In addition, you should be sure to respond to every comment on your video. Not only will this demonstrate your responsiveness to your audience, but it will also help your YouTube for real estate agents rank higher.
I recommend waiting until you’ve published 10 to 15 videos before you take any of your analytics too seriously.
This benchmark determines how many people see your thumbnail and then actually click on it. Anything above 4% is good. Ideally, you should aim for a 6 to 8% click-through rate. If you can get up to 9% to 10%, that is amazing!
It’s essential that you keep people watching your video past the one minute mark. Aim to have 75% of your viewers make it to this point. If your initial retention is low, experiment with different hooks in each video until you achieve this goal.

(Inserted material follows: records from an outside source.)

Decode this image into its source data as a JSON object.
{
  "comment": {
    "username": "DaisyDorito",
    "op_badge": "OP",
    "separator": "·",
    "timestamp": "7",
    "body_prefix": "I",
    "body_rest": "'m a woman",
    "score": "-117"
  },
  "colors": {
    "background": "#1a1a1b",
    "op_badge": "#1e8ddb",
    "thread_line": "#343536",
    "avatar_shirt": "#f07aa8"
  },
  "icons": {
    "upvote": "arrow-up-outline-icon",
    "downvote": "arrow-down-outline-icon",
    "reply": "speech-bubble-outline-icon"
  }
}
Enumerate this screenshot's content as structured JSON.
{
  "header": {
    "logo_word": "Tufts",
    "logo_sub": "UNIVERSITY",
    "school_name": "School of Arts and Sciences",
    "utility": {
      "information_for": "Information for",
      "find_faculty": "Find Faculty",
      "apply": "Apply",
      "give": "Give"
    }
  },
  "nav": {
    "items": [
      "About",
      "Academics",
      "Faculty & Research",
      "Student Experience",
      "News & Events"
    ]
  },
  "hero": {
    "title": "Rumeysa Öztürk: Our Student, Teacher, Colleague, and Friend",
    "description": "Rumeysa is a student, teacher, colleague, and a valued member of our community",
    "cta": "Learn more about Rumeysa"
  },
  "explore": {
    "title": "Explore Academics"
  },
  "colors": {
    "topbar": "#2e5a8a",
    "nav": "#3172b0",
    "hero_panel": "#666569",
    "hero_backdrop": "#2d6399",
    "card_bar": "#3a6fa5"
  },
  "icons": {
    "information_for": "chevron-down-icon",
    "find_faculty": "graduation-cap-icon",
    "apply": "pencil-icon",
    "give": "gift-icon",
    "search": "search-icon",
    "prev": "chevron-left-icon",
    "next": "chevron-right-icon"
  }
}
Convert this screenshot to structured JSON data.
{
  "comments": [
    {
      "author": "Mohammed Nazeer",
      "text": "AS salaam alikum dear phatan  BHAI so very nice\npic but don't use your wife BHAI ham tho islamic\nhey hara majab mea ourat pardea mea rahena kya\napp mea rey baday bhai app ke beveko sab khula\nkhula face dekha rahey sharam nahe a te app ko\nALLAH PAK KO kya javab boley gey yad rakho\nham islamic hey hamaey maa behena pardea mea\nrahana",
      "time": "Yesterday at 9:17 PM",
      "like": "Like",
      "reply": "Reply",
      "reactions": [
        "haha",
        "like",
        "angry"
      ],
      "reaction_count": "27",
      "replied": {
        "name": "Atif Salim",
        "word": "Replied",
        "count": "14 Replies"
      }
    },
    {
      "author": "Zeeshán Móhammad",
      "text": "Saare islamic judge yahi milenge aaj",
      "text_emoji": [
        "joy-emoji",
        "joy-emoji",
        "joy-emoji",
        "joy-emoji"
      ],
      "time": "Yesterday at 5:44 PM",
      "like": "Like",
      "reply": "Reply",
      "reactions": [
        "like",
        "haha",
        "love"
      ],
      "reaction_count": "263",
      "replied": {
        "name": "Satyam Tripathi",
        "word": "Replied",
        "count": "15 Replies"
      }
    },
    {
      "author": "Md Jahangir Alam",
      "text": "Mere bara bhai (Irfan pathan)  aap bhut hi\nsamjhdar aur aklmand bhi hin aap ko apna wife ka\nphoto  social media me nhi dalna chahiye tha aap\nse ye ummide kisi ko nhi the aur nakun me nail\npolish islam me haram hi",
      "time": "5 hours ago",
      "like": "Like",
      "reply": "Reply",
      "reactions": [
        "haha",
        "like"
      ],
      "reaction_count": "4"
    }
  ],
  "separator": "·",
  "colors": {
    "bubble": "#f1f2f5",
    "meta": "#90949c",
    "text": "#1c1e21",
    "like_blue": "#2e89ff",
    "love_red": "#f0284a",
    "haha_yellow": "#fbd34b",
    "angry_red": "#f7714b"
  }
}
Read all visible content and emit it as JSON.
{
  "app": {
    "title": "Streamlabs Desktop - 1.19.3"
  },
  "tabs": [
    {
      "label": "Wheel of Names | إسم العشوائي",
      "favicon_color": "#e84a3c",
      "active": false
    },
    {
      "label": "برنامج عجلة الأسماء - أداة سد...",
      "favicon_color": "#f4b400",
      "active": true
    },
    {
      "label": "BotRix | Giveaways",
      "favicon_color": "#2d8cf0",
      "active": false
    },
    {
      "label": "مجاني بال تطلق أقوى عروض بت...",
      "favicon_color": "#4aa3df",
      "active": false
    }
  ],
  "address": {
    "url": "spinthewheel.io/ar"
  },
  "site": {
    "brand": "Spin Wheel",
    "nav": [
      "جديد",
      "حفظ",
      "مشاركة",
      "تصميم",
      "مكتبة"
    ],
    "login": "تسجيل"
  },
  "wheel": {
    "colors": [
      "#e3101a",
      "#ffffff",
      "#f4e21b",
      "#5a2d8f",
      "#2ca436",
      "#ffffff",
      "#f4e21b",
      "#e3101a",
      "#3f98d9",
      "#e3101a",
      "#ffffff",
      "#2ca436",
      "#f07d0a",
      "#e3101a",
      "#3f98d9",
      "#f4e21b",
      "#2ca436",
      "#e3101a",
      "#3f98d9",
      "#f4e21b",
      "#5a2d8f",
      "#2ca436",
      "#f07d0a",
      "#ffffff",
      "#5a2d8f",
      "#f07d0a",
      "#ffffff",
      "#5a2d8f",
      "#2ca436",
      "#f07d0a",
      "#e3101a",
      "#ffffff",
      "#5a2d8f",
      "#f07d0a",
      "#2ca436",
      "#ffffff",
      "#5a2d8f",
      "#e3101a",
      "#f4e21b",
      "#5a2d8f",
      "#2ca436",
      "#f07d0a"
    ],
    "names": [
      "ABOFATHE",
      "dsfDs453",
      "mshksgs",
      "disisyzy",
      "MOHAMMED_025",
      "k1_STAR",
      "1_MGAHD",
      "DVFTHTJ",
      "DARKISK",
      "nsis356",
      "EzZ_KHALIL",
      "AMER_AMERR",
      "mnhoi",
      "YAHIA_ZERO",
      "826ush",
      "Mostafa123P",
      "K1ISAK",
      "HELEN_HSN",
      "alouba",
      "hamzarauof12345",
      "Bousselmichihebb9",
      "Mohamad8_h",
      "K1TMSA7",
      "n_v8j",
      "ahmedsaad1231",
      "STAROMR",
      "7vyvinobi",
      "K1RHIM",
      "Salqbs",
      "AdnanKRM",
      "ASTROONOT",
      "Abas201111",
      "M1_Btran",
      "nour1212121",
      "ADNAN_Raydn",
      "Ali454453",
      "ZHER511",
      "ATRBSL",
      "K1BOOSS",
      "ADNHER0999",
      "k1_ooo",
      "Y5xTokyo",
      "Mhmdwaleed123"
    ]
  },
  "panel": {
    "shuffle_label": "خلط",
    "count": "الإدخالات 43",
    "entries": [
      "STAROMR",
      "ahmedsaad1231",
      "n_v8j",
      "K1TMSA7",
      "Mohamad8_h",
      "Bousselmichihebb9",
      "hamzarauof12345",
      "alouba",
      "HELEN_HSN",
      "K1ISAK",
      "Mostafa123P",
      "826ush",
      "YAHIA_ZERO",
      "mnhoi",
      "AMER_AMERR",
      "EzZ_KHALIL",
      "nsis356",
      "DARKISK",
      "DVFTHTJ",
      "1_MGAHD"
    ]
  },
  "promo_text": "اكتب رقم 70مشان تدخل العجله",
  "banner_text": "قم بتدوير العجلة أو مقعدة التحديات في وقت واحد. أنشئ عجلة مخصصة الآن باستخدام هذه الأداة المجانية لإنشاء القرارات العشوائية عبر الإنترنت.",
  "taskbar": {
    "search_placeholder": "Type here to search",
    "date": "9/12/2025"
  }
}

Overall retention tells you how many people make it to the end of your video, which is another important ranking factor for the YouTube algorithm. Your goal should be to have at least 35% of your audience watch your entire video. If it’s anything less, this may mean you have to work on shortening your videos or creating more engaging content.
Final Thoughts on YouTube for Real Estate Agents – Step-by-Step for Beginners (2021)
YouTube for real estate agents can have a massive impact on your business. These tips will help you get your channel up and running, and create high-quality content that gets views organically. As your channel grows, it’ll help your real estate business consistently bring in new leads.
So what’s holding you back from starting a YouTube channel? Or if you’ve already started one, what’s your biggest struggle? Let me know in the comments below!